Though predominantly known as a starter, John Smoltz was converted to a reliever in 2001 following his recovery from Tommy John surgery, and spent four years as the team's closer before returning to a starting role. In 2002, he set the National League record with 55 saves.
On a mid-September afternoon in Brooklyn in 1924, Cardinals third-year first baseman "Sunny Jim" Bottomley came to bat six times and delivered six hits, including two home runs, a double, and three singles off the Robins' pitchers. Bottomley drove in 12 runs that day, and set a major league record that still stands (shared with the Cardinals' Mark Whiten in 1993).
Michael Jordan signed a minor league contract with the Chicago White Sox in 1994 and was assigned to the team's minor league system. That summer he batted .202 with the Birmingham Barons, a class AA affiliate of the White Sox. Later in the year he batted .252 with the Scottsdale Scorpions in the Arizona Fall League.
On October 8, 1956, Don Larsen pitched a perfect game in game 5 of the World Series, shutting out the Brooklyn Dodgers. In the locker room after the game, Larsen said "When it was over, I was so happy, I felt like crying. I wanted to win this one for Casey (Stengel). After what I did in Brooklyn, he could have forgotten about me and who would blame him? But he gave me another chance and I'm grateful."
Between August 26, 2002 and July 5, 2004, the Dodgers' Eric Gagne converted a record 84 consecutive saves, including the entire 2003 season without a single blown save. When Gagne came out from the bullpen at Dodger Stadium and the scoreboard flashed "Game Over", it was not hyperbole -- it was fact.

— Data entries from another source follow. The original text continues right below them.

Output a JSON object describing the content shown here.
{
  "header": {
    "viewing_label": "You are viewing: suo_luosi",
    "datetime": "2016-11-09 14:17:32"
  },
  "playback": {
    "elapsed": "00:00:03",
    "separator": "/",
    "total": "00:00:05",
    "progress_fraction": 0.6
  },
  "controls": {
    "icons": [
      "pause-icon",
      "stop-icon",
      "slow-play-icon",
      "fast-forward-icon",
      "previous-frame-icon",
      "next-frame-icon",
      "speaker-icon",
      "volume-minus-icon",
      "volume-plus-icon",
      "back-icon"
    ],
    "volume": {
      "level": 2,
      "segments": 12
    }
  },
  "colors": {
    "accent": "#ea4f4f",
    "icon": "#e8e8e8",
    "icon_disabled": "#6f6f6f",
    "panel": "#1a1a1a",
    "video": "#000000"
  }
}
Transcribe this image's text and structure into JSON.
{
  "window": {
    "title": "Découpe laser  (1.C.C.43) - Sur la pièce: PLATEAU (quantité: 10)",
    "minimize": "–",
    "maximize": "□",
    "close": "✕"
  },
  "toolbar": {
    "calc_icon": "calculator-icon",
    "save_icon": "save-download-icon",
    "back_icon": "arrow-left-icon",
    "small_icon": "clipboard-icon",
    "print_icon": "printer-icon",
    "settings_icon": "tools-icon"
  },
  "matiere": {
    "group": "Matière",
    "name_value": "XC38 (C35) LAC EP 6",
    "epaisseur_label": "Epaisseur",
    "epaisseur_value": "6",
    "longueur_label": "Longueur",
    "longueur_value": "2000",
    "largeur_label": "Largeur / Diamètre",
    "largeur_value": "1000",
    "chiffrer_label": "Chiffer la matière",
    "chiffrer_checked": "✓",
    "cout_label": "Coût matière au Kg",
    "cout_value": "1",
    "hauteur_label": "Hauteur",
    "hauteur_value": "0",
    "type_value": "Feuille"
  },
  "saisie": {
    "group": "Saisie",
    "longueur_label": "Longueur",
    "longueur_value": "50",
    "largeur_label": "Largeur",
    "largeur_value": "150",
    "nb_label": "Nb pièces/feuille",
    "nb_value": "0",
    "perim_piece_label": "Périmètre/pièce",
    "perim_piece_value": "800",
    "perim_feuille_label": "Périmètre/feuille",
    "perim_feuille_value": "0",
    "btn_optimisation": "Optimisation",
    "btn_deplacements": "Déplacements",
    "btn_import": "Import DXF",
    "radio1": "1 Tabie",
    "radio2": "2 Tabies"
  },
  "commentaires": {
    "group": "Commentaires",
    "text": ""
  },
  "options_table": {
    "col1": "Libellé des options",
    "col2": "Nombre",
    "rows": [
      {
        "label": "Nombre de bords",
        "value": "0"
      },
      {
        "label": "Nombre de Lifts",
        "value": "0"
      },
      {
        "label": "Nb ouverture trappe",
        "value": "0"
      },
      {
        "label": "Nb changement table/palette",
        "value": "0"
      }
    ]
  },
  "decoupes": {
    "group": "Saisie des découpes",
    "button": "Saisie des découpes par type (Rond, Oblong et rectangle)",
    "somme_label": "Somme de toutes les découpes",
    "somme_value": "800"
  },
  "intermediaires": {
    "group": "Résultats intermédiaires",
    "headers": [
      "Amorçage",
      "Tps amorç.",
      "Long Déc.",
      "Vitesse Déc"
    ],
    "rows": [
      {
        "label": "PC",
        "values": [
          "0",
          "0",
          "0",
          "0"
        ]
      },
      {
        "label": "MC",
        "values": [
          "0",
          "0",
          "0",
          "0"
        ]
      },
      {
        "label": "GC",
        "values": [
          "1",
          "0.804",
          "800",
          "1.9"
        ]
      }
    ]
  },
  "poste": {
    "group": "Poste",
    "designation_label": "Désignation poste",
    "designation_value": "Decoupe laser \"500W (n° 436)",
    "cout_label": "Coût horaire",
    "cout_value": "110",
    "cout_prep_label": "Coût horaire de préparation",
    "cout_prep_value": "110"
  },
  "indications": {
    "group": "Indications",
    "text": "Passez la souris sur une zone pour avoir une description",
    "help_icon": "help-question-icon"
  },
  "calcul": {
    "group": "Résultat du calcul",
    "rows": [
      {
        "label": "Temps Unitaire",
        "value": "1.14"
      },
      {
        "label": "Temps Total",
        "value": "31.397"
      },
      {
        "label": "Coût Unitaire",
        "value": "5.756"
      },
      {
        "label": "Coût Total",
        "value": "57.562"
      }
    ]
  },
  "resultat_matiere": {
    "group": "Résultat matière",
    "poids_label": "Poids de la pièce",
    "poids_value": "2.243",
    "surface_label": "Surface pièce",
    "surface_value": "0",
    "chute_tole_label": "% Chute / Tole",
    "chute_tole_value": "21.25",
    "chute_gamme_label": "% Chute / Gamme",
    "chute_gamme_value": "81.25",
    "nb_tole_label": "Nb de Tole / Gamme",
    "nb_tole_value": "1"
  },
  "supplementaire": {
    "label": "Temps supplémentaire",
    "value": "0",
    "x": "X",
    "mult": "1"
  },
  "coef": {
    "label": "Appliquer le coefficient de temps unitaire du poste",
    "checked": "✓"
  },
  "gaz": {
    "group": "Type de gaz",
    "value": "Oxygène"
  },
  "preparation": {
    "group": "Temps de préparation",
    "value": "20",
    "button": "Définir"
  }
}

George Foster was one of the most feared right-handed sluggers of his era and a key piece of the Cincinnati Reds' "Big Red Machine" that won consecutive World Series in 1975 and 1976. He famously began using a black bat during his prime because he wanted to "integrate the bat rack" in Cincinnati.